[INSTRUCTIONS TO FOLLOW]
All lines that hold the string "icon" should be copied. Find them in the listing below.

*** PROVIDED DATA Section Begins ***

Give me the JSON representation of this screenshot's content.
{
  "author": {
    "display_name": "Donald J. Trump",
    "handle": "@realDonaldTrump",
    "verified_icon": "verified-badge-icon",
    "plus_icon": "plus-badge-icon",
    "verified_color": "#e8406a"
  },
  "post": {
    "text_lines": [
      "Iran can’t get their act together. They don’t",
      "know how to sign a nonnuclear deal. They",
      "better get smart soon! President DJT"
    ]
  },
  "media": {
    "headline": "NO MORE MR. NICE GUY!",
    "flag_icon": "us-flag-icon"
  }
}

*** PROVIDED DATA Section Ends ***

[SOLUTION]
    "verified_icon": "verified-badge-icon",
    "plus_icon": "plus-badge-icon",
    "flag_icon": "us-flag-icon"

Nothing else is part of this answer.